1 I lift my soul to God! My trust is in his name; Let not my foes, that seek my blood, Still triumph in my shame. 2 From early dawning light, Till evening shades arise, For thy salvation, Lord, I wait, With ever-longing eyes.
Isaac Watts was the son of a schoolmaster, and was born in Southampton, July 17, 1674. He is said to have shown remarkable precocity in childhood, beginning the study of Latin, in his fourth year, and writing respectable verses at the age of seven. At the age of sixteen, he went to London to study in the Academy of the Rev. Thomas Rowe, an Independent minister. In 1698, he became assistant minister of the Independent Church, Berry St., London. In 1702, he became pastor. In 1712, he accepted an invitation to visit Sir Thomas Abney, at his residence of Abney Park, and at Sir Thomas' pressing request, made it his home for the remainder of his life. It was a residence most favourable for his health, and for the prosecution of his literary… Go to person page >

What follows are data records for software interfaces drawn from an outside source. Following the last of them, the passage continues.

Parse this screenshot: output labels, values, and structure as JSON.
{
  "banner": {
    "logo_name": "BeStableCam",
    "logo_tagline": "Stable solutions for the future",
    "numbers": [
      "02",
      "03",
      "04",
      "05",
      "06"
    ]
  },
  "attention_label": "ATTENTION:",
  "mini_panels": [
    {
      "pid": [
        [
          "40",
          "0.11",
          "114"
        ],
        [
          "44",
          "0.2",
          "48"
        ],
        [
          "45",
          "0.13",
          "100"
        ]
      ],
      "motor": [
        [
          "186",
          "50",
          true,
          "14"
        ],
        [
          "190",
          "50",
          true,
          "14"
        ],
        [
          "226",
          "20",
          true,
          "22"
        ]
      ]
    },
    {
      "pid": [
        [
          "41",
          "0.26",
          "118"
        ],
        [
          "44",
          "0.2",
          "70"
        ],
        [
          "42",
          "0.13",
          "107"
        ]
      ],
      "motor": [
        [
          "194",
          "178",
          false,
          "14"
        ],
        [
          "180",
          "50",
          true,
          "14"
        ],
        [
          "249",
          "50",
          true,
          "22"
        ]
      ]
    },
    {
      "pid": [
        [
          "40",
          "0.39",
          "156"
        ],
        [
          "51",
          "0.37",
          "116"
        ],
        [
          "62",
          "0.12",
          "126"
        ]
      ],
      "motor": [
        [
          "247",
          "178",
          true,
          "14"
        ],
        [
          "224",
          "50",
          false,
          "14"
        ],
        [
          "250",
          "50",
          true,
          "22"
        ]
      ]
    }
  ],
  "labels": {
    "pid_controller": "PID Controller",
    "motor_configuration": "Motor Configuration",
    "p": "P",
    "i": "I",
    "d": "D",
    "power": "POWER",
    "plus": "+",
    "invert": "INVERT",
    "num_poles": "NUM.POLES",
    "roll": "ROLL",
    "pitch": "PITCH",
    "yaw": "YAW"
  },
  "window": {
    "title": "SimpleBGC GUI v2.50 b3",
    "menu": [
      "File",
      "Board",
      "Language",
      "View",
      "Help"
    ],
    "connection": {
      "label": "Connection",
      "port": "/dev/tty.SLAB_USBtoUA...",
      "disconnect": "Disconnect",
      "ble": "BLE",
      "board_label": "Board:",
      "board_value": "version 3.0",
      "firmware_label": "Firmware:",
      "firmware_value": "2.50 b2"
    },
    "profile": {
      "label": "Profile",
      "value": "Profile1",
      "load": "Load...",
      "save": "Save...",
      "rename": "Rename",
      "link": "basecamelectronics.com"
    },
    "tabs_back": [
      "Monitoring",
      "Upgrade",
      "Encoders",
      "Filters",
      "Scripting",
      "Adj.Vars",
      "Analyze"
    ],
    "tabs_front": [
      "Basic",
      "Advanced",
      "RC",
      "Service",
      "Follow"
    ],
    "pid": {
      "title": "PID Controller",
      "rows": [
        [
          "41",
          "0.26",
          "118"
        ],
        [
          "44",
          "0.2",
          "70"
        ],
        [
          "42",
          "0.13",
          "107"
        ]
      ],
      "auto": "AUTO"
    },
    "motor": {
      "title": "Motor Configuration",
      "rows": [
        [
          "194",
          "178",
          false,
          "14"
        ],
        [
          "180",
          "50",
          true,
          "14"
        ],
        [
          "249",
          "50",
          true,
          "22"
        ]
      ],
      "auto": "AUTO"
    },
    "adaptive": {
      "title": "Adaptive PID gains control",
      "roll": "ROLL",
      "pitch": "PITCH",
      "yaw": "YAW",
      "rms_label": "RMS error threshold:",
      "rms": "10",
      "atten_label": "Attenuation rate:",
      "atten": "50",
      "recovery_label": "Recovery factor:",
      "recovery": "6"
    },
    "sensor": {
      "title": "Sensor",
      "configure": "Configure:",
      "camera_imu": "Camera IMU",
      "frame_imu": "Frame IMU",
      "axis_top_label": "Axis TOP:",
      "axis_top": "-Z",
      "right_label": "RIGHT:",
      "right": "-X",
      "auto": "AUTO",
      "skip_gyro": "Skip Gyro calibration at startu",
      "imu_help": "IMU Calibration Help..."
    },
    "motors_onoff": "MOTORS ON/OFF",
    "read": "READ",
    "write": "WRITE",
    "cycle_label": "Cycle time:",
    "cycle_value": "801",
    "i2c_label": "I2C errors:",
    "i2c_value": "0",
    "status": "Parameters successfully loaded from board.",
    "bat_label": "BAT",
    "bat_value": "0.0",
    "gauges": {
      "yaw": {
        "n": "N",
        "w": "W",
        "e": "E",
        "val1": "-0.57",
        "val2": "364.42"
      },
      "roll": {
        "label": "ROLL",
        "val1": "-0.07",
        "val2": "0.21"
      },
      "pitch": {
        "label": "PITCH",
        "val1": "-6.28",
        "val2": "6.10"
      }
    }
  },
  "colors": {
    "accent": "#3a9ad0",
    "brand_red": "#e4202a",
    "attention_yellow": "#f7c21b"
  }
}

I lift my soul to God. I. Watts. [Ps. xxv.] Part i. of his version of Ps. xxv. in his Psalms of David, &c, 1719, in 6 stanzas of 4 lines, headed "Waiting for Pardon and Direction." In the Church Pastorals, Boston, 1864, and other American collections, stanzas iii.-vi. are given as, " From the first dawning light." A cento in the Leeds Hymn Book, 1853, No. 31, begins with the same stanza. It is composed of stanzas ii., iv. of Pt. i.; stanzas i., vii., viii. of Pt. iii. The American arrangement is the more popular of the two.
--John Julian, Dictionary of Hymnology (1907)
SCHUMANN is one of many hymn tunes arranged by Lowell Mason (PHH 96). He first published the arrangement in Cantica Laudis (1850), a collection he edited with George J. Webb (PHH 559). First called WHITE, the tune was marked "Arr. from Schumann" and was thus ascribed to the German composer Robert A.…